The National Audit Office has concluded, on the basis of an examination by former High Court tax judge Sir Andrew Park of five large tax settlements, that all five settlements were reasonable and the overall outcome for the Exchequer was good. However, the spending watchdog has expressed concerns about the processes by which the settlements were reached and over poor internal communication of the reasons for settlement.
The NAO review of the settlements followed serious concern by the Public Accounts Committee about how HM Revenue & Customs had handled them or overlooked governance arrangements. The NAO also examined the basis of concerns expressed by whistleblowers.
According to today’s report, all five settlements were reasonable for the Department to have reached under the circumstances and at least one may have been better than reasonable. These large settlements are complex and there is no clear answer to what represents the ‘right’ tax liability. In each case, there was a range of justifiable positions the Department might have taken. The NAO’s examination included consideration of whether the settlement in each case was as good as or better than the outcome that might be expected from litigation, taking into account the risks, cost, uncertainties and timescale of the latter option.

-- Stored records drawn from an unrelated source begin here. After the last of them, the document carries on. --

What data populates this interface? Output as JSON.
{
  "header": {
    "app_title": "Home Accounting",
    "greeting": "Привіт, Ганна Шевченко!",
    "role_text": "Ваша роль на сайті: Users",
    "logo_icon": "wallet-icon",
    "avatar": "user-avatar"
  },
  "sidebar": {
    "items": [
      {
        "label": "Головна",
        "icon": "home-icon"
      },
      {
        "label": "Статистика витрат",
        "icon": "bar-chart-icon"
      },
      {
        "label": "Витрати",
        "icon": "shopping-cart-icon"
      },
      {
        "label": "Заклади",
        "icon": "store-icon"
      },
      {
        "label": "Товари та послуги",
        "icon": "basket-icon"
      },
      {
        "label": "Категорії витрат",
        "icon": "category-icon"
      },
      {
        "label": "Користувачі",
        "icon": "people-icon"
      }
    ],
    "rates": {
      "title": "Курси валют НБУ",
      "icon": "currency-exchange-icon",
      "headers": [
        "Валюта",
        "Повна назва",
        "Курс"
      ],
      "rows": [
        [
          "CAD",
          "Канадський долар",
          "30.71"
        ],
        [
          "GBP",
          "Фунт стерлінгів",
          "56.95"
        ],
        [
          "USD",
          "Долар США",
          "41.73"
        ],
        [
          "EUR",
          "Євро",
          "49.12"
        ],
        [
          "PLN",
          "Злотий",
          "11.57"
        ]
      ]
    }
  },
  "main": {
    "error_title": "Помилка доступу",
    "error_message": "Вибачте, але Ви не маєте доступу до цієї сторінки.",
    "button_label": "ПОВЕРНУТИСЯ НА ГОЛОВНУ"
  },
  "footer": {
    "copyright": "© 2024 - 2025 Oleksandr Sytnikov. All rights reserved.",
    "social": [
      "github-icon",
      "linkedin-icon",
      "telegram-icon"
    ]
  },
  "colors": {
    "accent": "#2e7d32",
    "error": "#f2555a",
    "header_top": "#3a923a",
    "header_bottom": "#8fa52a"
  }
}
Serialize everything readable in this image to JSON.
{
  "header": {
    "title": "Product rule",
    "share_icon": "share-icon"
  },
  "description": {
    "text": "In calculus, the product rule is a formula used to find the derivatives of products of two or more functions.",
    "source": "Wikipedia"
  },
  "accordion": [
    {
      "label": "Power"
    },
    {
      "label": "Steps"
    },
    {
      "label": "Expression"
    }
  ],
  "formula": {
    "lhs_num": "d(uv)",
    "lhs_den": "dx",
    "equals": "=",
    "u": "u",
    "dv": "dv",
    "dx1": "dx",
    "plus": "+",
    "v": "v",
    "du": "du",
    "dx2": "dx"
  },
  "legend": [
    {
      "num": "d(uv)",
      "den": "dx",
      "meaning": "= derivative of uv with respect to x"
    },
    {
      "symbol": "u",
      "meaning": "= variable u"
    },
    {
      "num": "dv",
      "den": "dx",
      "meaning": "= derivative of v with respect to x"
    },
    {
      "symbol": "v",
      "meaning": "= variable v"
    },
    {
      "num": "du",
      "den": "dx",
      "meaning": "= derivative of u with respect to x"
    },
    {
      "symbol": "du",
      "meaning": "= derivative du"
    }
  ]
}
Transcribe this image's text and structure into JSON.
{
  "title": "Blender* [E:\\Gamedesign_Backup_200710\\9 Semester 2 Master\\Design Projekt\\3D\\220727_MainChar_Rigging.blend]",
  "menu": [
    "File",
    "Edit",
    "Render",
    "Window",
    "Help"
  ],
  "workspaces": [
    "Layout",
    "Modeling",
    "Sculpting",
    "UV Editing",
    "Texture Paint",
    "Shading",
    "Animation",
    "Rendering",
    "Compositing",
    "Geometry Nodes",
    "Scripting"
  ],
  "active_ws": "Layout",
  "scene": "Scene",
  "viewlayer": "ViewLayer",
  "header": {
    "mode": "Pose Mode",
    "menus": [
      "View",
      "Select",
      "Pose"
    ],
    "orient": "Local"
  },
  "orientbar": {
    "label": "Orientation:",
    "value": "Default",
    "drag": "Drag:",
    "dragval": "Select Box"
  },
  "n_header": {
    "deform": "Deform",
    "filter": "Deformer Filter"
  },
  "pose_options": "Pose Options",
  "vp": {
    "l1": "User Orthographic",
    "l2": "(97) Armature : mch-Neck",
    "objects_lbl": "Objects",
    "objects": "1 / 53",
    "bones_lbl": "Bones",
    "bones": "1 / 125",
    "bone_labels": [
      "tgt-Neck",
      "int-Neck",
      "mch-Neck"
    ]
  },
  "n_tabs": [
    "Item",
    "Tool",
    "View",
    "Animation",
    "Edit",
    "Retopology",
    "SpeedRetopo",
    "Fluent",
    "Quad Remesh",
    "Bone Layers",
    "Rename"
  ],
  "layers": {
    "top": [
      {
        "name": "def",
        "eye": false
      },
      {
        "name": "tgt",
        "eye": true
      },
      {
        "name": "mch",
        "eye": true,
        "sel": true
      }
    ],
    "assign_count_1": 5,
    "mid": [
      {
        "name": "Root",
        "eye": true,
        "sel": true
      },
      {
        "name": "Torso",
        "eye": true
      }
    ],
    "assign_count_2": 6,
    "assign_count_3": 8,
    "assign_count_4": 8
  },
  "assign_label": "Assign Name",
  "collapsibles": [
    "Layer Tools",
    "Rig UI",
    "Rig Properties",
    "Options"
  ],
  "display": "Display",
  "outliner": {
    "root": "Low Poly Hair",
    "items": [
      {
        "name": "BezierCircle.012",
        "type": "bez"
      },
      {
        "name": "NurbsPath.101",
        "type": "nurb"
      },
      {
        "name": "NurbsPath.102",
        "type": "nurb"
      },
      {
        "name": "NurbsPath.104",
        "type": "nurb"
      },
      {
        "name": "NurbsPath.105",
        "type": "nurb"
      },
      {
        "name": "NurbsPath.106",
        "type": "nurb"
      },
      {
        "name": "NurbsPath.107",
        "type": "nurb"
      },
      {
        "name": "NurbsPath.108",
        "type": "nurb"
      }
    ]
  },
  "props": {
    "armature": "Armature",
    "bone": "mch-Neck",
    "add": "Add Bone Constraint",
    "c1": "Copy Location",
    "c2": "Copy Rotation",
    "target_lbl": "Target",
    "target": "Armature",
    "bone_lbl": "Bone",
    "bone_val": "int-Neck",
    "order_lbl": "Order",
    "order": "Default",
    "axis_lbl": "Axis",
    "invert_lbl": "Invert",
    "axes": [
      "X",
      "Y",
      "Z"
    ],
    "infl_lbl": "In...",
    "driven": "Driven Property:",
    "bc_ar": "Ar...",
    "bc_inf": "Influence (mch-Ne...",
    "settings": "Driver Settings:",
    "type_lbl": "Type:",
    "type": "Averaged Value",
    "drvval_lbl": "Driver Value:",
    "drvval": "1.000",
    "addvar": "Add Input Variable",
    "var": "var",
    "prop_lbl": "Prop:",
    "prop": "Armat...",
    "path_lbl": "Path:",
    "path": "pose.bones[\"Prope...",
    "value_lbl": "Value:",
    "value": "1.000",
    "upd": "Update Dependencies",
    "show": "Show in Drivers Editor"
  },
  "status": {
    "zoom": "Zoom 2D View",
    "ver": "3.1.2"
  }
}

Specialist staff were sometimes excluded from the final settlement negotiations and the Department did not always ensure that these staff involved understood the reasons for settlement. Poor internal communication of the reasons resulted in a loss of confidence in the settlements, both internally and externally.
It is not clear that all settlements were fully compatible with the Department’s Litigation and Settlement Strategy. For instance, there are some disputes where the only possible outcomes are either that the taxpayer owes nothing or that it owes the full amount. In these circumstances, the Department’s Litigation and Settlement Strategy does not permit ‘splitting the difference’. In one settlement, the Department settled for less than if it had won in litigation. This was reasonable, given the costs and uncertainties of litigation, but was not clearly compatible with the Strategy.
In most cases, there was no need to seek legal advice before agreeing settlement terms. In one case, the Department did not consult its lawyers when it should have done because there was ongoing litigation.
The findings of today’s report confirm the NAO’s concerns regarding the governance arrangements operating in these cases. The Department has acknowledged that its governance processes need strengthening and is introducing new arrangements, including the appointment of an assurance Commissioner, who will approve all large settlements.